__WORK INSTRUCTION__
For each line of the listing that includes the word "with", show the whole line.

__DATA FOR REVIEW__
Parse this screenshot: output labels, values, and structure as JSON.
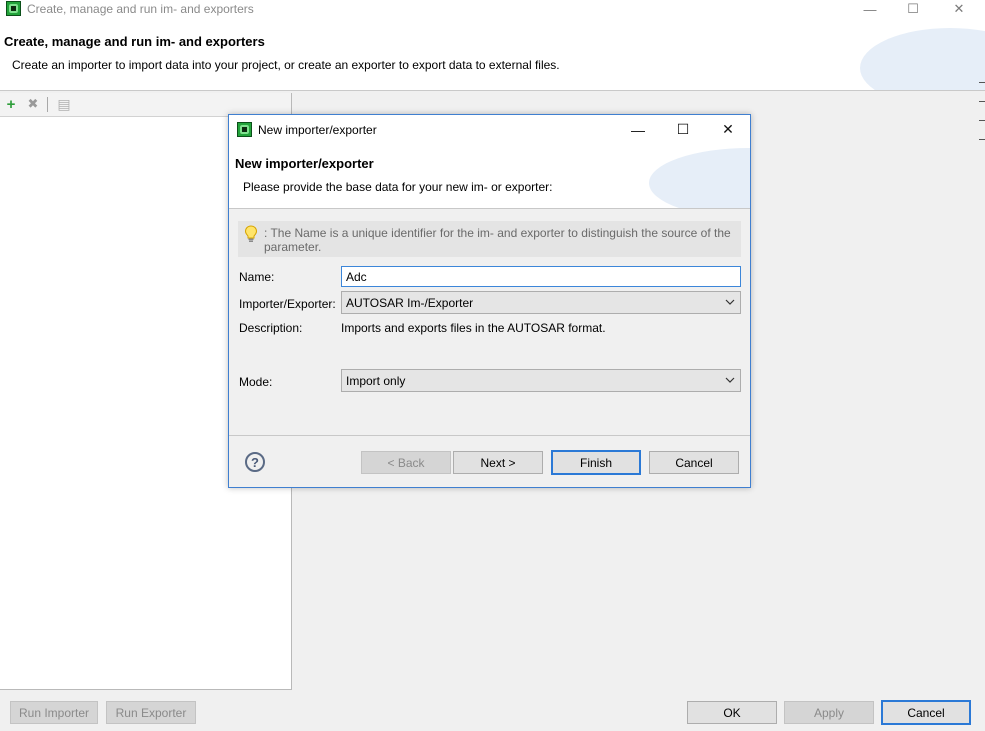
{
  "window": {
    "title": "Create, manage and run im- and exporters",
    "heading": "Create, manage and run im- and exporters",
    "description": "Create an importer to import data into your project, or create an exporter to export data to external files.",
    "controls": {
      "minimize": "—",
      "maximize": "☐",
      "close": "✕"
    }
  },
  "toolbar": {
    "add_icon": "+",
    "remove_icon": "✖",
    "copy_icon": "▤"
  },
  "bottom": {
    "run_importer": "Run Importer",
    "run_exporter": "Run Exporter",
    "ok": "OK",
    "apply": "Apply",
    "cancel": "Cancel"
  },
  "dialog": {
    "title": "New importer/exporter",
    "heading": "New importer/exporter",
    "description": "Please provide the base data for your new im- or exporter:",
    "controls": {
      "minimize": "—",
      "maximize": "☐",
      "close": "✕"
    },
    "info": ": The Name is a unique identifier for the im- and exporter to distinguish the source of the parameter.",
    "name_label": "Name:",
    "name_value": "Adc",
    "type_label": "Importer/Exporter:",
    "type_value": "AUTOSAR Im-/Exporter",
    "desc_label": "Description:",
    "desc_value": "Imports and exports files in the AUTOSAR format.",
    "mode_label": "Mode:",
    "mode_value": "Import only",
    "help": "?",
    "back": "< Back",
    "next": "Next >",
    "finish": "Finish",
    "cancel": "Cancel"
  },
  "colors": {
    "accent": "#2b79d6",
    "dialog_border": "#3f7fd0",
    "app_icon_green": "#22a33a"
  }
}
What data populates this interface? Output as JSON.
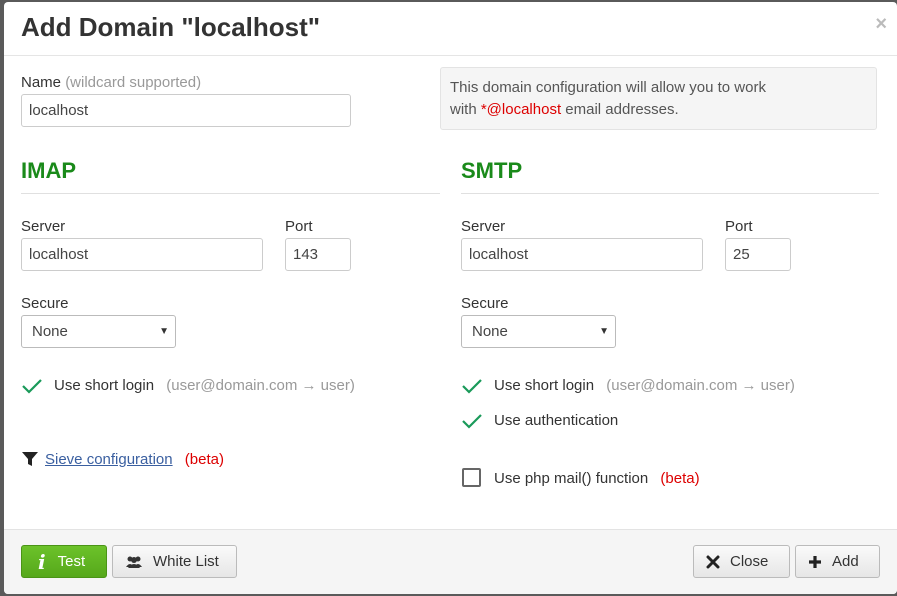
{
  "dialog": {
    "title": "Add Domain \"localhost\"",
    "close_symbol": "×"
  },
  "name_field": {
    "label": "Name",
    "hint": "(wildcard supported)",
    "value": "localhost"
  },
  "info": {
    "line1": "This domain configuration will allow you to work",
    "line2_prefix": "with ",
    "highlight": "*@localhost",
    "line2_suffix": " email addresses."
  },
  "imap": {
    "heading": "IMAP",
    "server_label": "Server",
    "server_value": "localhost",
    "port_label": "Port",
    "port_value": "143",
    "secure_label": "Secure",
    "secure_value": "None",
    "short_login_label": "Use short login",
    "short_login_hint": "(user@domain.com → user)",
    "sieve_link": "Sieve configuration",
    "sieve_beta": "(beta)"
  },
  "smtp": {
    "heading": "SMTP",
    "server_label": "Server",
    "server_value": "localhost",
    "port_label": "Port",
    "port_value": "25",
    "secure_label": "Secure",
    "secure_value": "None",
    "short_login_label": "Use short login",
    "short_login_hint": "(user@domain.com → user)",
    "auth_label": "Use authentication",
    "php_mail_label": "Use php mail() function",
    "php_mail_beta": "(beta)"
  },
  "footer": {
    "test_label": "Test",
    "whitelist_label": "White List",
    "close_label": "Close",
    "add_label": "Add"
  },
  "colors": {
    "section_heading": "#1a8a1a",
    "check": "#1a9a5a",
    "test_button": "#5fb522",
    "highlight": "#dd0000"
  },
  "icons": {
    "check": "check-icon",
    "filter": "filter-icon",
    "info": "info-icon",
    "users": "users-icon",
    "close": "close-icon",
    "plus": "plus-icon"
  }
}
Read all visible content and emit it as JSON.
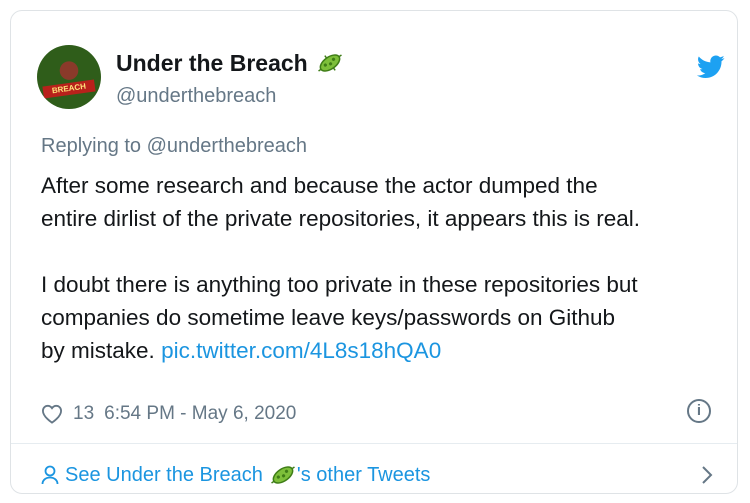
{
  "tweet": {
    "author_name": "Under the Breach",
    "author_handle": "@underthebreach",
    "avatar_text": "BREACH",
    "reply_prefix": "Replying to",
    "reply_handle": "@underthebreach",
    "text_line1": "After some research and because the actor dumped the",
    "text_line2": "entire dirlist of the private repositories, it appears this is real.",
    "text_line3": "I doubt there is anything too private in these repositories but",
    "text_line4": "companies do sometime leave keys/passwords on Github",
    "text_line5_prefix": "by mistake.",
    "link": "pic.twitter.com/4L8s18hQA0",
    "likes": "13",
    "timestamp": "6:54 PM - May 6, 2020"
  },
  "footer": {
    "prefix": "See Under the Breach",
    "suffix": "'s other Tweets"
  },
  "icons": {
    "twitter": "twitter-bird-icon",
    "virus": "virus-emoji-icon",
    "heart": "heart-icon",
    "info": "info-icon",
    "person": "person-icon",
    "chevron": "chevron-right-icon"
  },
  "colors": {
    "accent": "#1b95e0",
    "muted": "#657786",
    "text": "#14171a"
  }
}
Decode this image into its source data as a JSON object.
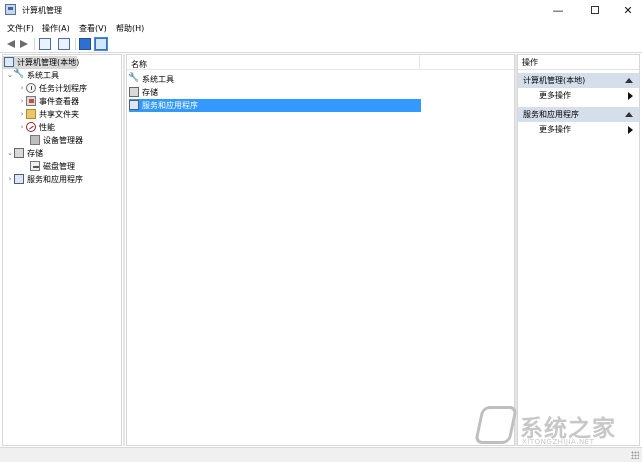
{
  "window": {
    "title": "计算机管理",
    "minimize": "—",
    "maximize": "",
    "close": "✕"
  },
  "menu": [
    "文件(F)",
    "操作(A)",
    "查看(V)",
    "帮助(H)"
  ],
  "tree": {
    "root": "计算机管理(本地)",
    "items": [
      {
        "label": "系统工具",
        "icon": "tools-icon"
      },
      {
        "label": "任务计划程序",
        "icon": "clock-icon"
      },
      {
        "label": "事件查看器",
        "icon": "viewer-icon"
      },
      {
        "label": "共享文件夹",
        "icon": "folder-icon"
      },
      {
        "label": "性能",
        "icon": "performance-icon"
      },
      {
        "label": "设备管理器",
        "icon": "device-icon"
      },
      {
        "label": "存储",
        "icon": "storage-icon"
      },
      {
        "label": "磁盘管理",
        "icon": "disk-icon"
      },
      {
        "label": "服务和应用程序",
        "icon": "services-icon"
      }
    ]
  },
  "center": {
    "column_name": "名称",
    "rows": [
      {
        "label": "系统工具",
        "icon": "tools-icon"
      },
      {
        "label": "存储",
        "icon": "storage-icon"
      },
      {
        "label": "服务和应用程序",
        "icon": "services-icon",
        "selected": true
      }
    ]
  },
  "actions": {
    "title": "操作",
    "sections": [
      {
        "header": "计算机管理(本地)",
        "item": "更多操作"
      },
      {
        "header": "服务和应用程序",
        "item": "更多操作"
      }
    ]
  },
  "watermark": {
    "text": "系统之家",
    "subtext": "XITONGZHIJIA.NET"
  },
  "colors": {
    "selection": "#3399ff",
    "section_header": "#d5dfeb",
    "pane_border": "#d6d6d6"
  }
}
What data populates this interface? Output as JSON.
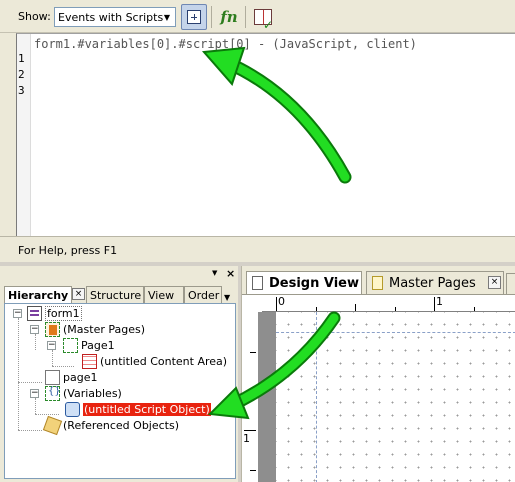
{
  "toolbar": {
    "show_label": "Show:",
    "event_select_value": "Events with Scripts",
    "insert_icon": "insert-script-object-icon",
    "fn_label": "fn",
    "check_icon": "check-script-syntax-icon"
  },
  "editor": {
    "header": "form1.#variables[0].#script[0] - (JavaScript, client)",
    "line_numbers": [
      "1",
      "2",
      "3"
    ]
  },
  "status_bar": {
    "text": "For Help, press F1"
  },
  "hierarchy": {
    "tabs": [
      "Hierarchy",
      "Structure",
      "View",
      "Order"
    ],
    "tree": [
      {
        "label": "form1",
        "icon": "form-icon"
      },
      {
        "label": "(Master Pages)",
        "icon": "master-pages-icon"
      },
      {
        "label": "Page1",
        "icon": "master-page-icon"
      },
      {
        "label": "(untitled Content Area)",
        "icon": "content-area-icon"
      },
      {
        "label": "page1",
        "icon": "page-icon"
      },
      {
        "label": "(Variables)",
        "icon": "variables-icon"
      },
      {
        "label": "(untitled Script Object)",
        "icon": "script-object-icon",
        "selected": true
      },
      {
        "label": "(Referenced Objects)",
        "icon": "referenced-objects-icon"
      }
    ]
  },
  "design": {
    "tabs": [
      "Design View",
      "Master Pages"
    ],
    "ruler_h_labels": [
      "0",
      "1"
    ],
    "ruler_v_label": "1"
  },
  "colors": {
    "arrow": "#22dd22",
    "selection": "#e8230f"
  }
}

__ANSWER SPACE__
    "line2_prefix": "with ",
    "event_select_value": "Events with Scripts",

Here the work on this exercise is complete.